Creative agencies, diversity and long hours.
To become diverse, creative agencies need to stop the long hours culture…
There is a lot of talk about agencies needing to diversify. To do this well and to adapt to more progressive working practices they are going to have to change, and the biggest change will have to be the long hours culture. But why?
I was recently asked by workingmums.co.uk to take part in a Google Hangout for the Mindset Shift Summit. Sarah Sutton from Genie Ventures and myself (Co-founder of Cuttsy+Cuttsy and twice winner in the SME categories for workingmums.co.uk) joined Gillian Nissim, founder of workingmums who chaired the Hangout.
Sarah brought up something that really made me think. At Genie Ventures they have a policy of not working long hours, something we try not to do but it certainly isn’t a policy (yet!).
We have a diverse team of Mums, Dads, Not Mums, Not Dads and college leavers, the age range is broad as are their backgrounds including (that dreaded word) millennials. The only way we can bring a team like this together is to have individual working arrangements, some school hours, some three to four days a week alongside those who work full-time.
So how does this work? There are lots of reasons, but the one I hadn’t realised was the culture of not working long hours. As soon as long hours creep and those who have to leave on time leave on time, resentment starts to kick in and then whole thing breaks down.
But wait! Isn’t agency life all about long hours, short deadlines, late nights full of people who are trying to do their best work on the way up their career ladder? Don’t agency folk only do their best when they are under pressure and have had no sleep? Personally, I don’t think so!

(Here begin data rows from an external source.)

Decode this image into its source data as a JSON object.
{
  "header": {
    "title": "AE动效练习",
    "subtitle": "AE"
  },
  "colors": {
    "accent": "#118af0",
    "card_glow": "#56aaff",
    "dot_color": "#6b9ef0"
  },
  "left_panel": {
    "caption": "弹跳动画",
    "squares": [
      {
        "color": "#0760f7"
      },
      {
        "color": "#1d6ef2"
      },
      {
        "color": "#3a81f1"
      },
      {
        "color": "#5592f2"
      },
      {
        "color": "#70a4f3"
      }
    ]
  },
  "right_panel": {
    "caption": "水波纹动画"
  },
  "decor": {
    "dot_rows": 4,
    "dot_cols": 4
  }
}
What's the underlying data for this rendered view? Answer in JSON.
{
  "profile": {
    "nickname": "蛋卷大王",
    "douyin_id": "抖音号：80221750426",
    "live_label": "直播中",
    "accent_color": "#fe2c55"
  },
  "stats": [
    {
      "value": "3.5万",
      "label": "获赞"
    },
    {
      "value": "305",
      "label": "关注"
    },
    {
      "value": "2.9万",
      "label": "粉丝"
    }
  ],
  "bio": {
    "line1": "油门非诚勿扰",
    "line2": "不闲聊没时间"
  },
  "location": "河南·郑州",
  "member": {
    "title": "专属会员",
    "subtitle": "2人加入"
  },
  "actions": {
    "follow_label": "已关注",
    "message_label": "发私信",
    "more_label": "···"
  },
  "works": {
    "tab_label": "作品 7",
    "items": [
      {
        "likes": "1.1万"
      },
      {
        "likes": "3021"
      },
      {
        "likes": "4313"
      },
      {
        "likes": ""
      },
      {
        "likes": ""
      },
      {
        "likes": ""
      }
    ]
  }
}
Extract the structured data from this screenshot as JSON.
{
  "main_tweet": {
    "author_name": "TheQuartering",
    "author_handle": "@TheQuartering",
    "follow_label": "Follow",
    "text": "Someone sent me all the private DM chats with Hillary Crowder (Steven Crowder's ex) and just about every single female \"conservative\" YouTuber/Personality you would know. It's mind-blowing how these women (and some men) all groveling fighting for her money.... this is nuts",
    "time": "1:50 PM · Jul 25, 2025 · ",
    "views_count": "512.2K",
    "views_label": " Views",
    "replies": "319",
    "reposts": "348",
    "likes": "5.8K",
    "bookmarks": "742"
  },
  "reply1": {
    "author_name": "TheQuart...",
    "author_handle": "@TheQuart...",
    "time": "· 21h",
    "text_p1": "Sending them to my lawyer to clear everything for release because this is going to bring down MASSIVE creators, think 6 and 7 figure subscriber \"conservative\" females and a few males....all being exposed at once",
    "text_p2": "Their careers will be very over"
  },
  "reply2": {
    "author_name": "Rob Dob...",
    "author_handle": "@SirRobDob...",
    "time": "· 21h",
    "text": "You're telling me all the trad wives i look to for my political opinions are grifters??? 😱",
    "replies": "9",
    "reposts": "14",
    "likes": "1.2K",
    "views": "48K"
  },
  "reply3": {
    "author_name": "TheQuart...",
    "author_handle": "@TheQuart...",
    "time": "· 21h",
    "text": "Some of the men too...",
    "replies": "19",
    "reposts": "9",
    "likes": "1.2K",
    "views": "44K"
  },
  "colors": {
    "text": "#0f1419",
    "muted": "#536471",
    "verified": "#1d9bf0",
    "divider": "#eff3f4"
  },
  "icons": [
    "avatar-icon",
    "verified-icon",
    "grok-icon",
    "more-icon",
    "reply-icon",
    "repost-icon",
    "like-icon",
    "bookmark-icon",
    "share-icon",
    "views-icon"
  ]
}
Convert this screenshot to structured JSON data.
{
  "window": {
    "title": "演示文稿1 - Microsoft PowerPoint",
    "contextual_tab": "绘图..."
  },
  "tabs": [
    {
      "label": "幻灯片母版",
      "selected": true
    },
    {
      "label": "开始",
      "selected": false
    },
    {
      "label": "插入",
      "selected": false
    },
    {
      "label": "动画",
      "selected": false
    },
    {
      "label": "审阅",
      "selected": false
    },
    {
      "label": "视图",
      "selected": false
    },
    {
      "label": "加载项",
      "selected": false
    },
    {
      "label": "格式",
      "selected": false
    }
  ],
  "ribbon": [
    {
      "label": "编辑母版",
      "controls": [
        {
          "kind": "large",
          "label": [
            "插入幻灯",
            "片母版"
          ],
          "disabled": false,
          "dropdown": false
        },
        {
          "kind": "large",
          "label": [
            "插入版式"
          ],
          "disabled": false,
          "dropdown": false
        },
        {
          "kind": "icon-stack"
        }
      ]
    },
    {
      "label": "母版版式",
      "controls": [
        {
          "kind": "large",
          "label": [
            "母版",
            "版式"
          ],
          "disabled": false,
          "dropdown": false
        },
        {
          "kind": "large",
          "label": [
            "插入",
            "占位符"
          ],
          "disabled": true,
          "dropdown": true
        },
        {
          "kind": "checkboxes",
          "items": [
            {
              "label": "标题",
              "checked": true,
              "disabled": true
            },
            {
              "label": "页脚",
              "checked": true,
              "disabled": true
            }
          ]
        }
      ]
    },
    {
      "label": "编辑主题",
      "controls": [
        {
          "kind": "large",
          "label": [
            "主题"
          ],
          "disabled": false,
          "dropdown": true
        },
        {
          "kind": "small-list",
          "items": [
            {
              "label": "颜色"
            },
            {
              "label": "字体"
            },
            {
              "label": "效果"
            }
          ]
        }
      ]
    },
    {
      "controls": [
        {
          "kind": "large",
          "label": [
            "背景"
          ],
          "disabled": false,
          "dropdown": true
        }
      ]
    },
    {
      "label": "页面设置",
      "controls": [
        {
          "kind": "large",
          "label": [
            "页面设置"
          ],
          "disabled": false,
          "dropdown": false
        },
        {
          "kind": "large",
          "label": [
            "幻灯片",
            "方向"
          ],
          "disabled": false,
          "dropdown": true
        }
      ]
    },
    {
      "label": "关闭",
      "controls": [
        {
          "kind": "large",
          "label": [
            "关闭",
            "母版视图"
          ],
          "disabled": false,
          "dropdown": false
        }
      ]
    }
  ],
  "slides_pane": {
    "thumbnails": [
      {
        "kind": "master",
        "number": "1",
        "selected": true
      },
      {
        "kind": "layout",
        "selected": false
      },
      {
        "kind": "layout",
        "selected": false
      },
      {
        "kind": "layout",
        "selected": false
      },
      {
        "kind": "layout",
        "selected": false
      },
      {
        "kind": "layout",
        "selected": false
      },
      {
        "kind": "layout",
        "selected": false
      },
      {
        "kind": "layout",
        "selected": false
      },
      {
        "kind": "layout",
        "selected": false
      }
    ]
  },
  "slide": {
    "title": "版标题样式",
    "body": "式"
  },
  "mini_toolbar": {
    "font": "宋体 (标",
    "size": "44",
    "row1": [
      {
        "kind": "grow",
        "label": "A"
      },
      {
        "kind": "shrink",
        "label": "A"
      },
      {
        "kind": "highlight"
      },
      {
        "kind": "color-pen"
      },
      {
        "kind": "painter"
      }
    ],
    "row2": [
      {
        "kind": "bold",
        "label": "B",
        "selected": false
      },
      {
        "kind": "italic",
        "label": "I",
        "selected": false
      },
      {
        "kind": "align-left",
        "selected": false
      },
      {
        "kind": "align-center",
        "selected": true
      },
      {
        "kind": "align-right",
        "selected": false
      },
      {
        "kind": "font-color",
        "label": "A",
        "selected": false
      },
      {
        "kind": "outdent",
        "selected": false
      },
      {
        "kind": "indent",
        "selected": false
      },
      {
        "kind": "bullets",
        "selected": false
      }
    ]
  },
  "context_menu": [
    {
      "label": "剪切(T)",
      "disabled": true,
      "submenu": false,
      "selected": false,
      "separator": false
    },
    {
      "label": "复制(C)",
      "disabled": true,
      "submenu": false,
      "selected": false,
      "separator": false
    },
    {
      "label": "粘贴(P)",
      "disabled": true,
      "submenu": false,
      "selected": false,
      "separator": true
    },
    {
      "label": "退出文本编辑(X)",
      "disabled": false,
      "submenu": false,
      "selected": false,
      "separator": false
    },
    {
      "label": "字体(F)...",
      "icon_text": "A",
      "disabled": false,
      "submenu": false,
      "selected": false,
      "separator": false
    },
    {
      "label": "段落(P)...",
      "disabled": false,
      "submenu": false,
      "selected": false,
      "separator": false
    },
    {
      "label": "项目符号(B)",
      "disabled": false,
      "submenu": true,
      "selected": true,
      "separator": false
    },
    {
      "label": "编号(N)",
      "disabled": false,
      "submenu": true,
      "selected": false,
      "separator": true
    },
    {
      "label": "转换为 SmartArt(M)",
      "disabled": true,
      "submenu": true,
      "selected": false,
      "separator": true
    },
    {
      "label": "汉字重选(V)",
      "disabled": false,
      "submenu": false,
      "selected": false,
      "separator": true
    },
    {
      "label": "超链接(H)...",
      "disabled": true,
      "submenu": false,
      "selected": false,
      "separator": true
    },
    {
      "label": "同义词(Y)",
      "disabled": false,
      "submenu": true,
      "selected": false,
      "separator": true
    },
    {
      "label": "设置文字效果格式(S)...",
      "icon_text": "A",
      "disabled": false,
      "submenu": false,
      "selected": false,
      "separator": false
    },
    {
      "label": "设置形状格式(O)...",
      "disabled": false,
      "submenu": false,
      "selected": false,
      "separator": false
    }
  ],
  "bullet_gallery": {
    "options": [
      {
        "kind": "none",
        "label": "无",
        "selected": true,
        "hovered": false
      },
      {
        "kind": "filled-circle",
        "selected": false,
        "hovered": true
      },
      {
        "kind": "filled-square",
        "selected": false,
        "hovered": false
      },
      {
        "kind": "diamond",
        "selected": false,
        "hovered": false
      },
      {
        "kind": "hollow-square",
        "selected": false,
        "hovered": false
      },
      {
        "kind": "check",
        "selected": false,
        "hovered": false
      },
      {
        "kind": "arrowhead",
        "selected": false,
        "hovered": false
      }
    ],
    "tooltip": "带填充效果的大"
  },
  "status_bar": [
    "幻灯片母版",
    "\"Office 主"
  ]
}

We have been running C+C for almost seven years and we have never pulled an all-nighter and do not work into the evening as a rule. I am not saying that never stay a little later to get work done but this is an exception not the rule.
So how do we stop the long hours?
Don’t put up with the disruptive employee who thinks it’s fine to turn up late, disrupt others, only start any real work after lunch and then give disapproving looks to anyone who dare leave before 7pm.
Don’t let the most senior team member schedule work. Just because they are the most senior and skilled in their department, it doesn’t make them any good at scheduling.
Resource properly, be it permanent employees (staff levels) or through a good bank of freelancers and importantly plan ahead.
Reward for tasks done well not how long someone has been in the office.
Manage client expectations and don’t put up with unreasonable demands.
And finally trust your team and get them to trust you.
If you don’t think it can be done it’s time to diversify your thoughts.